Glen Campbell men suspected of arranging drug deal, shooting victim along Clymer trail
Two Glen Campbell men were tired of James Alexander “ripping them off,” so they planned a drug deal Monday that ended Alexander's life, according to court documents filed by state police.
Gregory Sam Patterson, 33, and Christopher William Salsgiver, 22, met up with Alexander and another man at about 9 p.m. along a walking trail in Clymer, where heroin allegedly was exchanged.
Patterson told police that Salsgiver fired the fatal shot into the head of 46-year-old Alexander, though Salsgiver told police “no one was dead” when he left the trail.
Patterson and Salsgiver are being held without bail in the Indiana County Jail awaiting preliminary hearings scheduled for Tuesday.
State police filed homicide and related charges against the two men on Tuesday.

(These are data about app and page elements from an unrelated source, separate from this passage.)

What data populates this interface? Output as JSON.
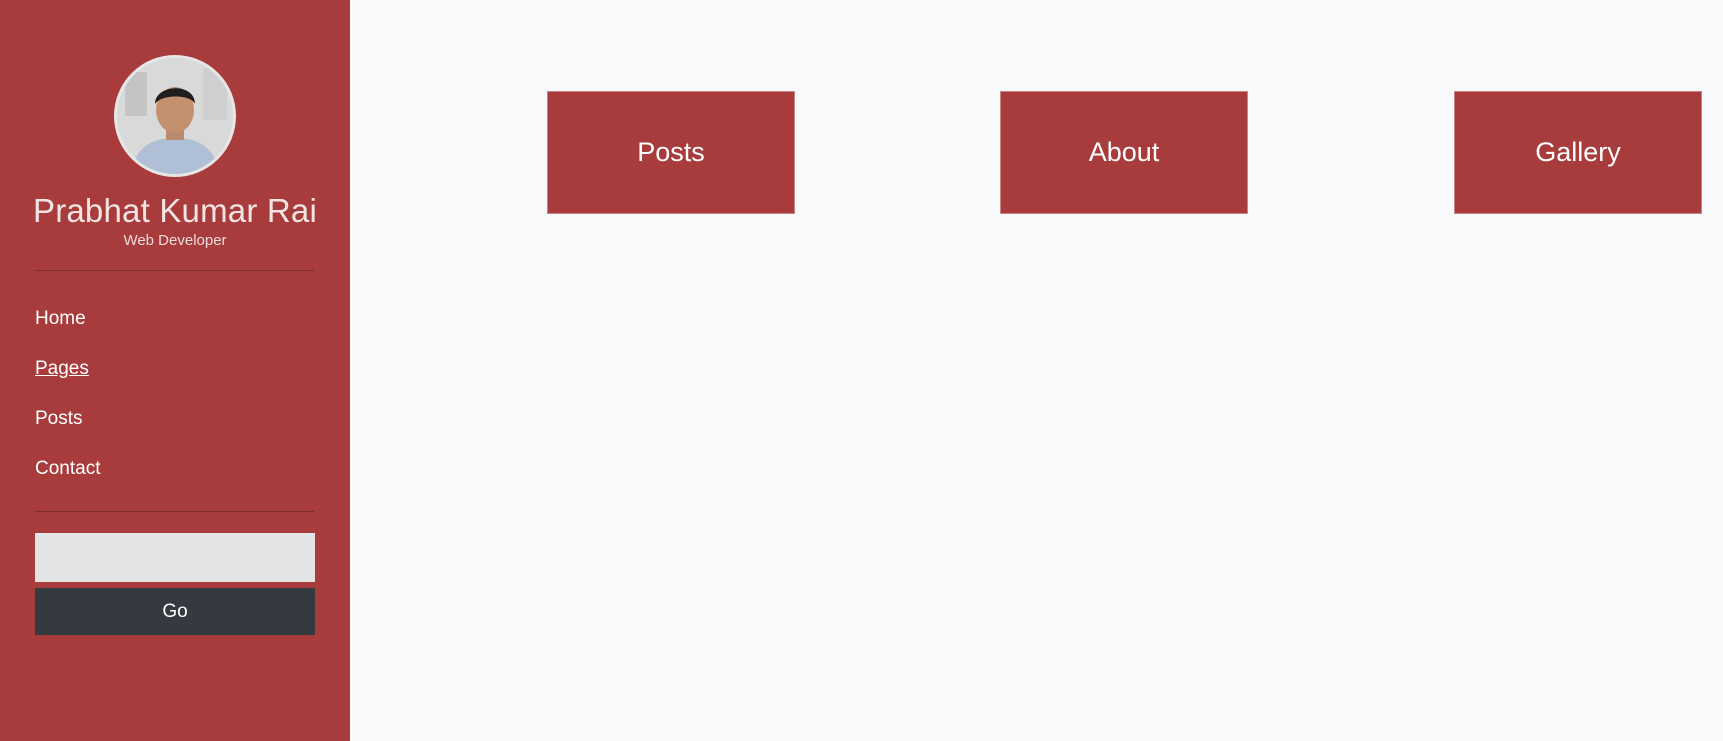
{
  "sidebar": {
    "profile": {
      "name": "Prabhat Kumar Rai",
      "role": "Web Developer",
      "avatar_icon": "user-photo"
    },
    "nav_items": [
      {
        "label": "Home",
        "active": false
      },
      {
        "label": "Pages",
        "active": true
      },
      {
        "label": "Posts",
        "active": false
      },
      {
        "label": "Contact",
        "active": false
      }
    ],
    "search": {
      "value": "",
      "placeholder": ""
    },
    "go_label": "Go"
  },
  "main": {
    "cards": [
      {
        "label": "Posts"
      },
      {
        "label": "About"
      },
      {
        "label": "Gallery"
      }
    ]
  },
  "colors": {
    "sidebar_bg": "#a83c3c",
    "card_bg": "#a83c3c",
    "button_bg": "#343a40",
    "page_bg": "#f8f9fa",
    "input_bg": "#e4e4e4"
  }
}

Alexander had visited the Clymer home of his friend Denise Clark at about 7:30 p.m. on Monday to pick up some personal items, the woman said Tuesday afternoon. Clark said she had dated one of Alexander's brothers for 13 years and considered the victim family.
With Alexander at the Clymer home was Jeffrey Swigart, a man Alexander described to Clark as a “good friend.”
According to an affidavit of probable cause, Swigart received a text message while the men were at Clark's home.
Police said the text was from Patterson, who wanted heroin. He and Swigart made plans to meet on the secluded, paved walking trail that runs along Two Lick Creek.
On the trail, Alexander gave Swigart three bundles of heroin and one of the bundles was passed to Patterson, police said. After a scuffle between Swigart and Patterson, Salsgiver — who was with Patterson — allegedly pulled out a gun and pointed it at Alexander.
According to the affidavit, Swigart ran toward Route 403 and heard Salsgiver say, “Get on the ground,” before a gunshot rang out.
Clark said on Tuesday that Alexander was “trying to straighten his life around” and recently had gotten a job. After receiving a phone call that Alexander — nicknamed “Pork” — had been shot, Clark raced to the scene, but it was too late.
“I think he was set up,” Clark said on Tuesday.
Alexander was pronounced dead by an Indiana County deputy coroner at 10:25 p.m. His last known address was in Ernest, Indiana County, but he had been staying with a friend in the borough.
Both suspects are charged with criminal homicide, conspiracy to commit homicide and two counts each of aggravated assault, robbery, conspiracy to commit robbery, simple assault and harassment.
Renatta Signorini is a staff writer for Trib Total Media. She can be reached at 724-837-5374 or firstname.lastname@example.org.
Show commenting policy
TribLive commenting policy
You are solely responsible for your comments and by using TribLive.com you agree to our Terms of Service.
We moderate comments. Our goal is to provide substantive commentary for a general readership. By screening submissions, we provide a space where readers can share intelligent and informed commentary that enhances the quality of our news and information.
While most comments will be posted if they are on-topic and not abusive, moderating decisions are subjective. We will make them as carefully and consistently as we can. Because of the volume of reader comments, we cannot review individual moderation decisions with readers.
We value thoughtful comments representing a range of views that make their point quickly and politely. We make an effort to protect discussions from repeated comments either by the same reader or different readers.
We follow the same standards for taste as the daily newspaper. A few things we won't tolerate: personal attacks, obscenity, vulgarity, profanity (including expletives and letters followed by dashes), commercial promotion, impersonations, incoherence, proselytizing and SHOUTING. Don't include URLs to Web sites.
We do not edit comments. They are either approved or deleted. We reserve the right to edit a comment that is quoted or excerpted in an article. In this case, we may fix spelling and punctuation.
We welcome strong opinions and criticism of our work, but we don't want comments to become bogged down with discussions of our policies and we will moderate accordingly.
We appreciate it when readers and people quoted in articles or blog posts point out errors of fact or emphasis and will investigate all assertions. But these suggestions should be sent via e-mail. To avoid distracting other readers, we won't publish comments that suggest a correction. Instead, corrections will be made in a blog post or in an article.
Subscribe today! Click here for our subscription offers.